While 3D printing technology is not yet ready to replace large-scale industrial fabrication of equipment for O&G firms, it does offer value-add potential in the near and long terms
By Morgan Eldred
3D printing maximises the potential of industries that operate on a massive scale by reducing prototyping lead times and cost. It therefore comes as little surprise to learn that use cases for 3D printing by the oil and gas (O&G) industries are proliferating. Gartner predicts that by 2019, 10 percent of all O&G, as well as oilfield service, companies will be using 3D printers for the production of parts and equipment used within operations.
While 3D printing technology is not yet ready to replace large-scale industrial fabrication of equipment for O&G firms, it does offer value-add potential in the near and long terms. For the nearterm, 3D printing offers value by significantly reducing the time required for prototyping, producing,reworking and redesigning components.
Longer term, 3D printing is positioned to play a key rolewithin the upstream O&G supply chain by transforming how components of a wide range ofequipment are produced. The use of 3D printing will create significant value, particularly in locationswhere the supply of ordinary parts is limited, or where shipping and customs clearance for parts arelikely to cause time delays.
O&G industry use cases for 3D printing are developing rapidly in several areas. These includeconceptualization, prototyping, manufacturing, augmented manufacturing, on-demandmanufacturing and alternative design.

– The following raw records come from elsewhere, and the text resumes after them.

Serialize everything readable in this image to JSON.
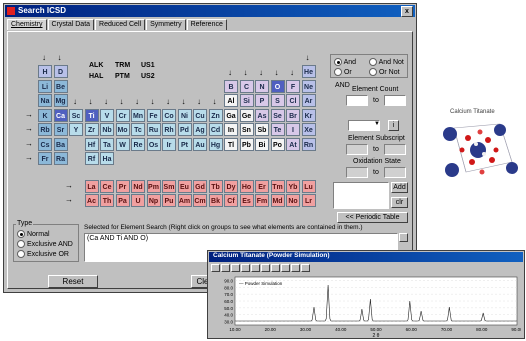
{
  "window": {
    "title": "Search ICSD",
    "close_label": "x"
  },
  "tabs": [
    "Chemistry",
    "Crystal Data",
    "Reduced Cell",
    "Symmetry",
    "Reference"
  ],
  "groups_box": [
    "ALK",
    "TRM",
    "US1",
    "HAL",
    "PTM",
    "US2"
  ],
  "periodic_rows": [
    [
      "H",
      "D"
    ],
    [
      "Li",
      "Be",
      "B",
      "C",
      "N",
      "O",
      "F",
      "Ne"
    ],
    [
      "Na",
      "Mg",
      "Al",
      "Si",
      "P",
      "S",
      "Cl",
      "Ar"
    ],
    [
      "K",
      "Ca",
      "Sc",
      "Ti",
      "V",
      "Cr",
      "Mn",
      "Fe",
      "Co",
      "Ni",
      "Cu",
      "Zn",
      "Ga",
      "Ge",
      "As",
      "Se",
      "Br",
      "Kr"
    ],
    [
      "Rb",
      "Sr",
      "Y",
      "Zr",
      "Nb",
      "Mo",
      "Tc",
      "Ru",
      "Rh",
      "Pd",
      "Ag",
      "Cd",
      "In",
      "Sn",
      "Sb",
      "Te",
      "I",
      "Xe"
    ],
    [
      "Cs",
      "Ba",
      "Hf",
      "Ta",
      "W",
      "Re",
      "Os",
      "Ir",
      "Pt",
      "Au",
      "Hg",
      "Tl",
      "Pb",
      "Bi",
      "Po",
      "At",
      "Rn"
    ],
    [
      "Fr",
      "Ra",
      "Rf",
      "Ha"
    ],
    [
      "La",
      "Ce",
      "Pr",
      "Nd",
      "Pm",
      "Sm",
      "Eu",
      "Gd",
      "Tb",
      "Dy",
      "Ho",
      "Er",
      "Tm",
      "Yb",
      "Lu"
    ],
    [
      "Ac",
      "Th",
      "Pa",
      "U",
      "Np",
      "Pu",
      "Am",
      "Cm",
      "Bk",
      "Cf",
      "Es",
      "Fm",
      "Md",
      "No",
      "Lr"
    ]
  ],
  "side_panel": {
    "logic_options": [
      "And",
      "Or",
      "And Not",
      "Or Not"
    ],
    "and_label": "AND",
    "element_count_label": "Element Count",
    "to_label": "to",
    "element_subscript_label": "Element Subscript",
    "oxidation_state_label": "Oxidation State",
    "add_label": "Add",
    "clr_label": "clr",
    "periodic_table_button": "<< Periodic Table",
    "select_info_icon": "i"
  },
  "type_box": {
    "label": "Type",
    "options": [
      "Normal",
      "Exclusive AND",
      "Exclusive OR"
    ]
  },
  "selection": {
    "label": "Selected for Element Search (Right click on groups to see what elements are contained in them.)",
    "value": "(Ca AND Ti AND O)"
  },
  "buttons": {
    "reset": "Reset",
    "clear": "Clear"
  },
  "crystal": {
    "title": "Calcium Titanate"
  },
  "spectrum": {
    "title": "Calcium Titanate (Powder Simulation)",
    "legend": "Powder Simulation",
    "x_label": "2 θ",
    "x_ticks": [
      "10.00",
      "20.00",
      "30.00",
      "40.00",
      "50.00",
      "60.00",
      "70.00",
      "80.00",
      "90.00"
    ],
    "y_ticks": [
      "90.0",
      "80.0",
      "70.0",
      "60.0",
      "50.0",
      "40.0",
      "30.0"
    ],
    "toolbar_icons": [
      "print-icon",
      "zoom-in-icon",
      "zoom-out-icon",
      "first-icon",
      "prev-icon",
      "next-icon",
      "last-icon",
      "grid-icon",
      "cursor-icon",
      "axis-icon"
    ]
  },
  "colors": {
    "titlebar": "#00207e",
    "selected_element": "#5060c0",
    "lanthanide": "#f0a0a0"
  }
}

There is great promise for the use of 3D printing in manufacturing short-run parts or for the actualproduction of parts used in drilling. Upstream O&G companies are becoming increasingly aware of3D printing’s value, and are beginning to expand its use in their R&D activities, as are oil and gasoperators, oil field service companies and OEMs – all of which have begun to increase their investments in 3D printing
As upstream O&G companies find 3D-print-based solutions to industry-specific problems, CIOs and other IT leaders must play central roles in determining how innovative ideas can be transformed into business opportunities. While engineering and operations counterparts will make the 3D print technology decisions, IT leaders and their staff will be responsible for supporting those decisions with a robust and secure IT infrastructure.
At the same time, concerns over intellectual property confidentiality and security, especially within the engineering domains, remain a drag on 3D printing’s progress. O&G companies,like other users of 3D designs, need to manage the intellectual property issues associated with 3D printing with great care. They are entering uncharted territory when it comes to intellectual property and design risks. Licensing and manufacturing stipulations for legally and safely reproducing parts using 3D printing are in their embryonic stages. Senior managers are onlynow beginning to address these issues.
With increasing adoption of 3D printing, intellectual property issues will undoubtedly loom large in the future. O&G, as well as oilfield service, companies must enableintellectual property protection, especially within the engineering domains. CIOs and other IT leaders will need to address issues such as preventing intellectual property theft and counterfeiting, ensuring the durability and high performance of 3D-printed parts and enabling collaboration and involvement of enterprise architects with engineering and operations personnel to implement security best practices.
Ultimately the impact of 3D printing on IT architecture will be substantial, requiring O&G CIOs to provide the flexibility needed to foster innovation and collaboration while enabling access control and security. The use of 3D printing will not only improve existing business processes and products, it will also lead to innovation and, possibly, the creation of new products, new business models and new waysof competing. Beyond concerns over protecting their own and others’ patents, companies must also consider how to securely manage 3D designs and print files, especially in the engineering domain.
The author is a research director for Gartner’s Upstream Oil and Gas Industry Advisory Services, where he advises business leaders, CIOs and IT leaders on digital oilfields and major capital projects.